Frederik Van Lierde

Y Combinator Question 10 + How To Answer: Is the Problem Solvable?

This straightforward yet profound question from Y Combinator tests the feasibility and realism of a startup's mission. It challenges founders to critically assess their solution and the problem they're addressing, demonstrating a thorough understanding of the challenges and potential roadblocks. A solid response can significantly boost investor confidence in the practicality and potential of the startup. Y Combinator Question 10 + How To Answer: Is the Problem Solvable?

1. Why Y Combinator Asks This Question

Investors want to back ventures that are tackling solvable problems. This question helps them gauge whether the founders have a realistic grasp of the problem’s scope and complexities and whether their proposed solution is viable.

This questions determins if the startup has thought through the necessary steps and resources needed to achieve their goals, and if they understand the timeline and potential obstacles they might face.

2. How to Answer the Question

To answer this question effectively, you should discuss the specific aspects of the problem that are solvable and the strategies or technologies you will employ to address them.

Explain any preliminary research, expert consultations, or testing that supports the viability of your solution. It’s also helpful to acknowledge any aspects of the problem that might be challenging to solve and outline your approach to overcoming these challenges.

For example, if your startup is working on a new drug to treat a chronic illness, you might mention successful preclinical trials that indicate the drug’s efficacy, alongside a roadmap for clinical trials and regulatory approval.

3. How NOT to Answer the Question

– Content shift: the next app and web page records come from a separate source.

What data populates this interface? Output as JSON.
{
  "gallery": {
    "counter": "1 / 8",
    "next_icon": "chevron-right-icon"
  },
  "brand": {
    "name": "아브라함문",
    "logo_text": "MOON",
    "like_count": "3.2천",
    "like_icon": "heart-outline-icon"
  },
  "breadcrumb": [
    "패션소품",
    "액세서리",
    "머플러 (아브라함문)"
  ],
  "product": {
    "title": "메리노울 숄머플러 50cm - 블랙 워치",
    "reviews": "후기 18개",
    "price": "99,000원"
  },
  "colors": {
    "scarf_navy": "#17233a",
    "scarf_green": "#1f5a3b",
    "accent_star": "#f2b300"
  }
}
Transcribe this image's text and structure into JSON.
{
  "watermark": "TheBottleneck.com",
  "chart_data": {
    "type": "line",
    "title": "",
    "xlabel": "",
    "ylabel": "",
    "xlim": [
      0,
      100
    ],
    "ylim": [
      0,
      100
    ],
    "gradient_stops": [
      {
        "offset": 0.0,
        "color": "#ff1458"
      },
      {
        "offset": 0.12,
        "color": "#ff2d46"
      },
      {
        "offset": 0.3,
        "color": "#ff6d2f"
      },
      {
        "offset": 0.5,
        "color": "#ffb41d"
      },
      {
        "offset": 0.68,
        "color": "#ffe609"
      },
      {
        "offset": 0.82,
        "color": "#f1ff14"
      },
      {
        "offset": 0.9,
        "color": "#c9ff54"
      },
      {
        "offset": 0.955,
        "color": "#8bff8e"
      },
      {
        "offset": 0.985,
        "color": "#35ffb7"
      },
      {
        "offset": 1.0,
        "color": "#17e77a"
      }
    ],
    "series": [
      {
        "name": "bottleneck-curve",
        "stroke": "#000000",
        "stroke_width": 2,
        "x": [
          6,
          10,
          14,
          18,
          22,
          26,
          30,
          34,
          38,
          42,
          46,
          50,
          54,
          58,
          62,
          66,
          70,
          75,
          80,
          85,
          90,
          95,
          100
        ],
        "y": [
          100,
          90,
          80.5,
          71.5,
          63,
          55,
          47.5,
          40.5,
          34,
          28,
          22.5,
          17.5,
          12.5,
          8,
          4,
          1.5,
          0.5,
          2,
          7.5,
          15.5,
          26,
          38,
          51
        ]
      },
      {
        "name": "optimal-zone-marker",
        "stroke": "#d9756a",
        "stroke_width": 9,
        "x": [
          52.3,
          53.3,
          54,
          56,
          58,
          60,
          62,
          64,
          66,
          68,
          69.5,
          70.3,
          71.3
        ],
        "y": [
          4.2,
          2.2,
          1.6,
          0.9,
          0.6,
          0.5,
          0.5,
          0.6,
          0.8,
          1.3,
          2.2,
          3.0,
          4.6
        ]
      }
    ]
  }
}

Avoid giving overly optimistic or naive responses that fail to acknowledge the complexity of the problem.

Do not claim that every aspect of the problem can be solved immediately or without significant research and development. Demonstrate an understanding of the potential hurdles and a thoughtful approach to tackling them.

4. An Example, Based on a Tech Startup

Consider a tech startup, ClearWater Tech, that aims to provide affordable clean water solutions in arid regions. Here’s how they might respond:
  • Solution Viability: "We’ve developed a new solar-powered desalination device that is specifically designed for small coastal communities. Our prototype has successfully produced potable water under laboratory conditions, and we are now preparing for field trials in arid regions."
  • Addressing Challenges: "While deploying new technology in remote areas presents logistical challenges, we are collaborating with local governments and international NGOs to facilitate installation and maintenance. We’re continuously improving our technology to increase its efficiency and reduce costs, making it a feasible solution for our target regions."
Y Combinator probes whether startups truly understand and can realistically tackle the challenges they aim to solve, ensuring their solutions are grounded and actionable.